Web page and app entries:
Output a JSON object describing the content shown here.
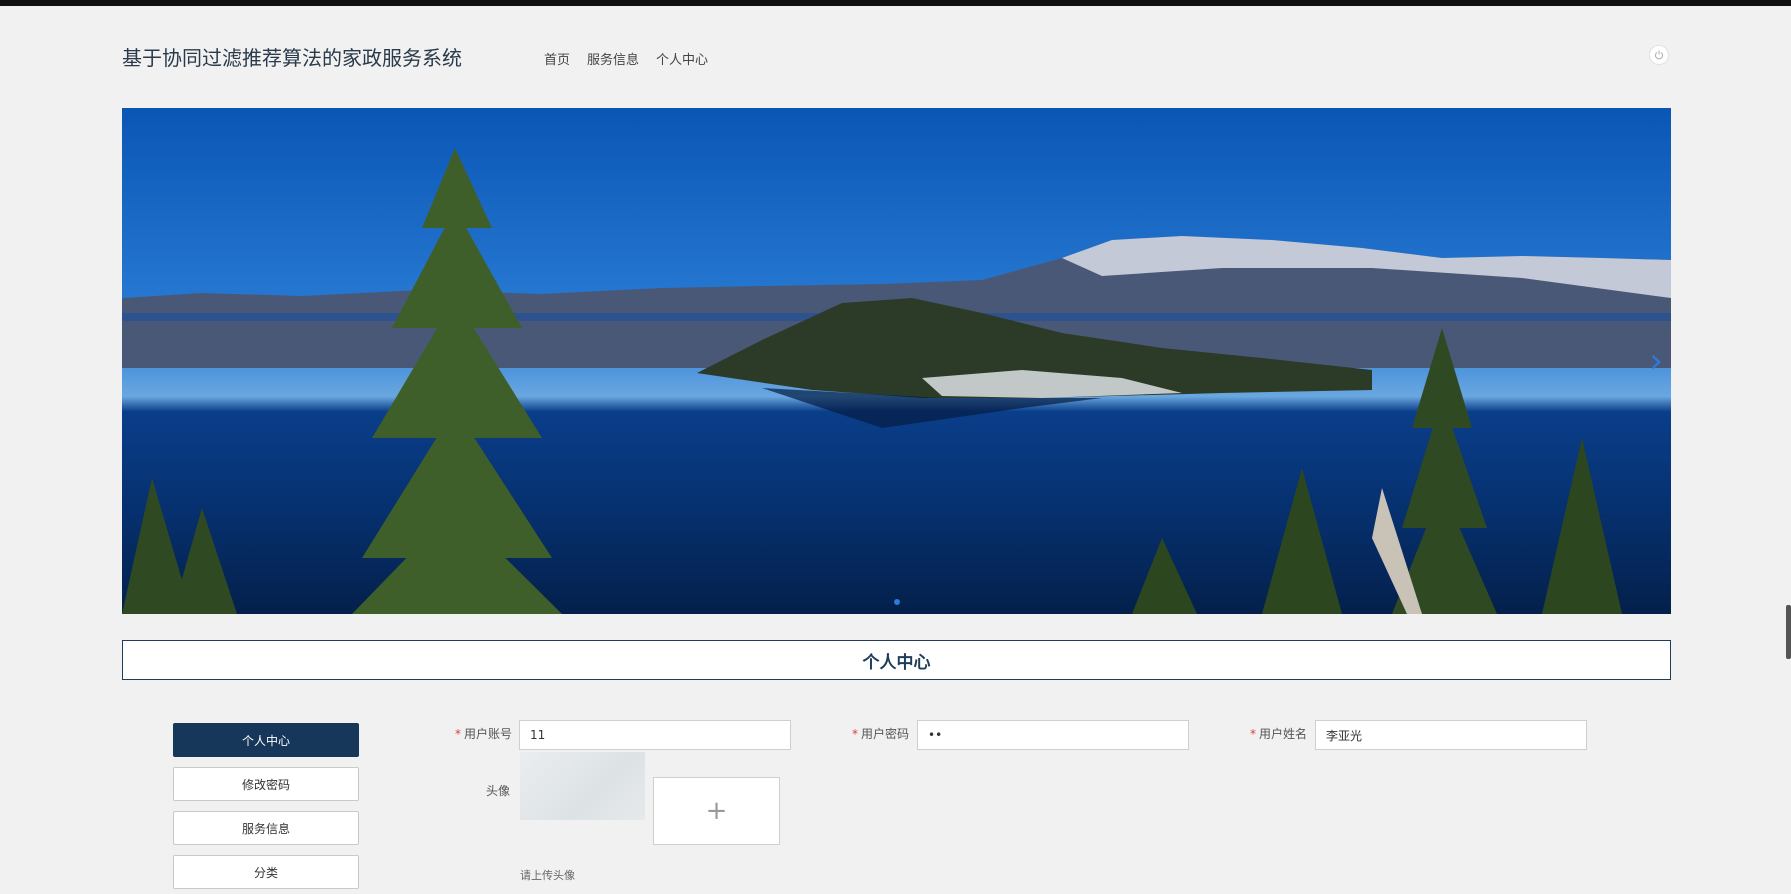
{
  "site": {
    "title": "基于协同过滤推荐算法的家政服务系统"
  },
  "nav": {
    "items": [
      "首页",
      "服务信息",
      "个人中心"
    ]
  },
  "header": {
    "power_icon": "power-icon"
  },
  "banner": {
    "next_icon": "chevron-right-icon"
  },
  "section": {
    "title": "个人中心"
  },
  "sidebar": {
    "items": [
      {
        "label": "个人中心",
        "active": true
      },
      {
        "label": "修改密码",
        "active": false
      },
      {
        "label": "服务信息",
        "active": false
      },
      {
        "label": "分类",
        "active": false
      }
    ]
  },
  "form": {
    "account": {
      "label": "用户账号",
      "value": "11"
    },
    "password": {
      "label": "用户密码",
      "value": "••"
    },
    "name": {
      "label": "用户姓名",
      "value": "李亚光"
    },
    "avatar": {
      "label": "头像",
      "upload_symbol": "+",
      "hint": "请上传头像"
    }
  },
  "colors": {
    "primary": "#16365a",
    "required": "#e23c3c",
    "background": "#f1f1f1"
  }
}
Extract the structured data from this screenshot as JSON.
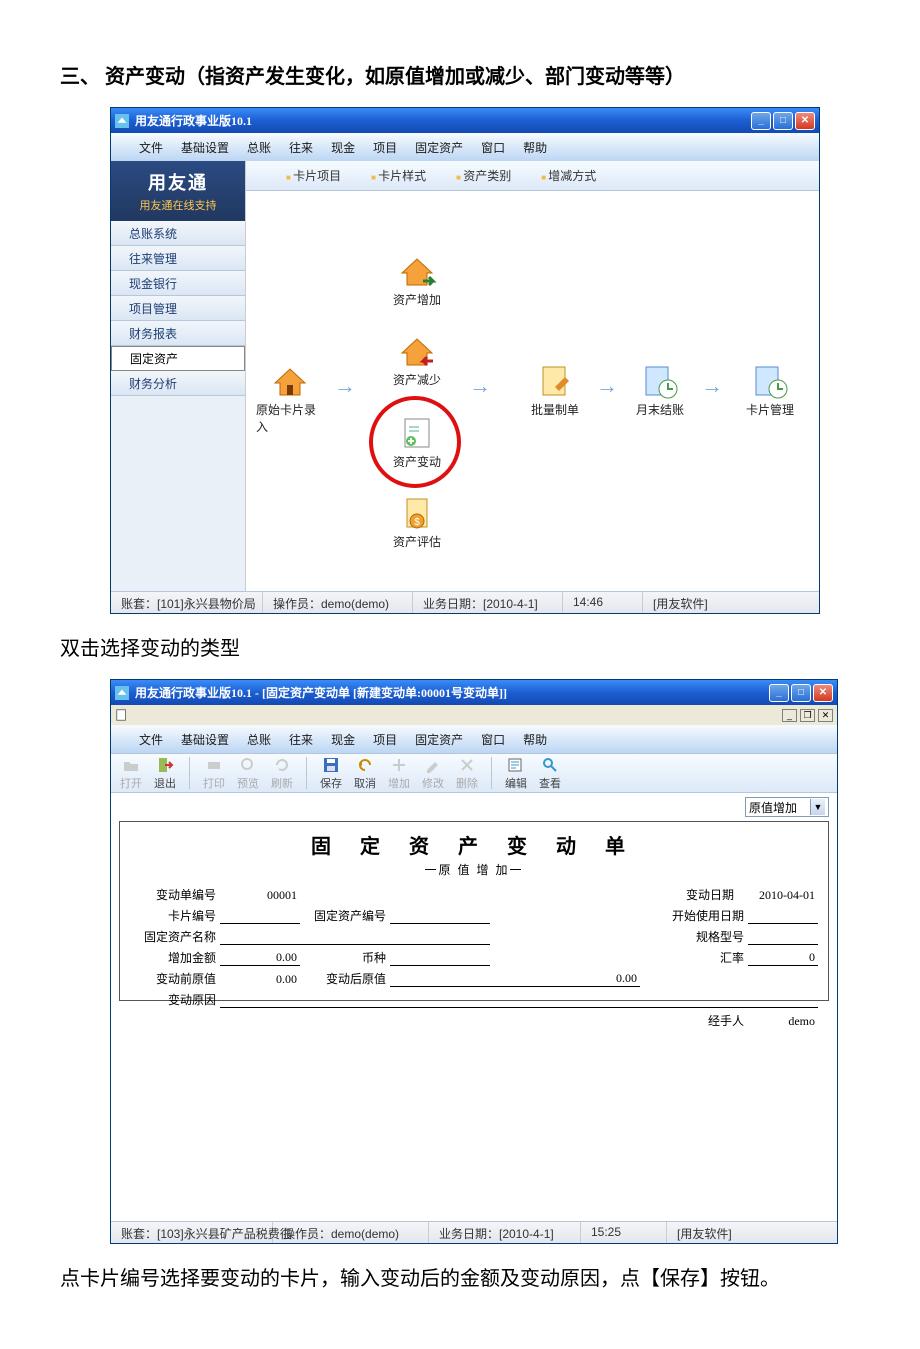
{
  "doc": {
    "heading": "三、 资产变动（指资产发生变化，如原值增加或减少、部门变动等等）",
    "mid_text": "双击选择变动的类型",
    "bottom_text": "点卡片编号选择要变动的卡片，输入变动后的金额及变动原因，点【保存】按钮。"
  },
  "win1": {
    "title": "用友通行政事业版10.1",
    "menus": [
      "文件",
      "基础设置",
      "总账",
      "往来",
      "现金",
      "项目",
      "固定资产",
      "窗口",
      "帮助"
    ],
    "brand_line1": "用友通",
    "brand_line2": "用友通在线支持",
    "sidebar_items": [
      "总账系统",
      "往来管理",
      "现金银行",
      "项目管理",
      "财务报表",
      "固定资产",
      "财务分析"
    ],
    "active_sidebar": "固定资产",
    "tabs": [
      "卡片项目",
      "卡片样式",
      "资产类别",
      "增减方式"
    ],
    "nodes": {
      "card_in": "原始卡片录入",
      "asset_add": "资产增加",
      "asset_sub": "资产减少",
      "asset_change": "资产变动",
      "asset_eval": "资产评估",
      "batch": "批量制单",
      "monthend": "月末结账",
      "card_mgmt": "卡片管理"
    },
    "status": {
      "acct": "账套：[101]永兴县物价局",
      "oper": "操作员：demo(demo)",
      "bizdate": "业务日期：[2010-4-1]",
      "time": "14:46",
      "company": "[用友软件]"
    }
  },
  "win2": {
    "title": "用友通行政事业版10.1 - [固定资产变动单 [新建变动单:00001号变动单]]",
    "menus": [
      "文件",
      "基础设置",
      "总账",
      "往来",
      "现金",
      "项目",
      "固定资产",
      "窗口",
      "帮助"
    ],
    "toolbar": {
      "open": "打开",
      "exit": "退出",
      "print": "打印",
      "preview": "预览",
      "refresh": "刷新",
      "save": "保存",
      "cancel": "取消",
      "add": "增加",
      "modify": "修改",
      "delete": "删除",
      "edit": "编辑",
      "view": "查看"
    },
    "combo_value": "原值增加",
    "form": {
      "title": "固 定 资 产 变 动 单",
      "subtitle": "一原 值 增 加一",
      "labels": {
        "doc_no": "变动单编号",
        "doc_date": "变动日期",
        "card_no": "卡片编号",
        "asset_no": "固定资产编号",
        "start_date": "开始使用日期",
        "asset_name": "固定资产名称",
        "spec": "规格型号",
        "add_amt": "增加金额",
        "currency": "币种",
        "rate": "汇率",
        "before": "变动前原值",
        "after": "变动后原值",
        "reason": "变动原因",
        "handler": "经手人"
      },
      "values": {
        "doc_no": "00001",
        "doc_date": "2010-04-01",
        "card_no": "",
        "asset_no": "",
        "start_date": "",
        "asset_name": "",
        "spec": "",
        "add_amt": "0.00",
        "currency": "",
        "rate": "0",
        "before": "0.00",
        "after": "0.00",
        "reason": "",
        "handler": "demo"
      }
    },
    "status": {
      "acct": "账套：[103]永兴县矿产品税费征",
      "oper": "操作员：demo(demo)",
      "bizdate": "业务日期：[2010-4-1]",
      "time": "15:25",
      "company": "[用友软件]"
    }
  }
}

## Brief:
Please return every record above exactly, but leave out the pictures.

## Worked solution:
Output a JSON object describing the content shown here.
{
  "site": {
    "title": "基于协同过滤推荐算法的家政服务系统"
  },
  "nav": {
    "items": [
      "首页",
      "服务信息",
      "个人中心"
    ]
  },
  "header": {
    "power_icon": "power-icon"
  },
  "banner": {
    "next_icon": "chevron-right-icon"
  },
  "section": {
    "title": "个人中心"
  },
  "sidebar": {
    "items": [
      {
        "label": "个人中心",
        "active": true
      },
      {
        "label": "修改密码",
        "active": false
      },
      {
        "label": "服务信息",
        "active": false
      },
      {
        "label": "分类",
        "active": false
      }
    ]
  },
  "form": {
    "account": {
      "label": "用户账号",
      "value": "11"
    },
    "password": {
      "label": "用户密码",
      "value": "••"
    },
    "name": {
      "label": "用户姓名",
      "value": "李亚光"
    },
    "avatar": {
      "label": "头像",
      "upload_symbol": "+",
      "hint": "请上传头像"
    }
  },
  "colors": {
    "primary": "#16365a",
    "required": "#e23c3c",
    "background": "#f1f1f1"
  }
}
Extract the structured data from this screenshot as JSON.
{
  "doc": {
    "heading": "三、 资产变动（指资产发生变化，如原值增加或减少、部门变动等等）",
    "mid_text": "双击选择变动的类型",
    "bottom_text": "点卡片编号选择要变动的卡片，输入变动后的金额及变动原因，点【保存】按钮。"
  },
  "win1": {
    "title": "用友通行政事业版10.1",
    "menus": [
      "文件",
      "基础设置",
      "总账",
      "往来",
      "现金",
      "项目",
      "固定资产",
      "窗口",
      "帮助"
    ],
    "brand_line1": "用友通",
    "brand_line2": "用友通在线支持",
    "sidebar_items": [
      "总账系统",
      "往来管理",
      "现金银行",
      "项目管理",
      "财务报表",
      "固定资产",
      "财务分析"
    ],
    "active_sidebar": "固定资产",
    "tabs": [
      "卡片项目",
      "卡片样式",
      "资产类别",
      "增减方式"
    ],
    "nodes": {
      "card_in": "原始卡片录入",
      "asset_add": "资产增加",
      "asset_sub": "资产减少",
      "asset_change": "资产变动",
      "asset_eval": "资产评估",
      "batch": "批量制单",
      "monthend": "月末结账",
      "card_mgmt": "卡片管理"
    },
    "status": {
      "acct": "账套：[101]永兴县物价局",
      "oper": "操作员：demo(demo)",
      "bizdate": "业务日期：[2010-4-1]",
      "time": "14:46",
      "company": "[用友软件]"
    }
  },
  "win2": {
    "title": "用友通行政事业版10.1 - [固定资产变动单 [新建变动单:00001号变动单]]",
    "menus": [
      "文件",
      "基础设置",
      "总账",
      "往来",
      "现金",
      "项目",
      "固定资产",
      "窗口",
      "帮助"
    ],
    "toolbar": {
      "open": "打开",
      "exit": "退出",
      "print": "打印",
      "preview": "预览",
      "refresh": "刷新",
      "save": "保存",
      "cancel": "取消",
      "add": "增加",
      "modify": "修改",
      "delete": "删除",
      "edit": "编辑",
      "view": "查看"
    },
    "combo_value": "原值增加",
    "form": {
      "title": "固 定 资 产 变 动 单",
      "subtitle": "一原 值 增 加一",
      "labels": {
        "doc_no": "变动单编号",
        "doc_date": "变动日期",
        "card_no": "卡片编号",
        "asset_no": "固定资产编号",
        "start_date": "开始使用日期",
        "asset_name": "固定资产名称",
        "spec": "规格型号",
        "add_amt": "增加金额",
        "currency": "币种",
        "rate": "汇率",
        "before": "变动前原值",
        "after": "变动后原值",
        "reason": "变动原因",
        "handler": "经手人"
      },
      "values": {
        "doc_no": "00001",
        "doc_date": "2010-04-01",
        "card_no": "",
        "asset_no": "",
        "start_date": "",
        "asset_name": "",
        "spec": "",
        "add_amt": "0.00",
        "currency": "",
        "rate": "0",
        "before": "0.00",
        "after": "0.00",
        "reason": "",
        "handler": "demo"
      }
    },
    "status": {
      "acct": "账套：[103]永兴县矿产品税费征",
      "oper": "操作员：demo(demo)",
      "bizdate": "业务日期：[2010-4-1]",
      "time": "15:25",
      "company": "[用友软件]"
    }
  }
}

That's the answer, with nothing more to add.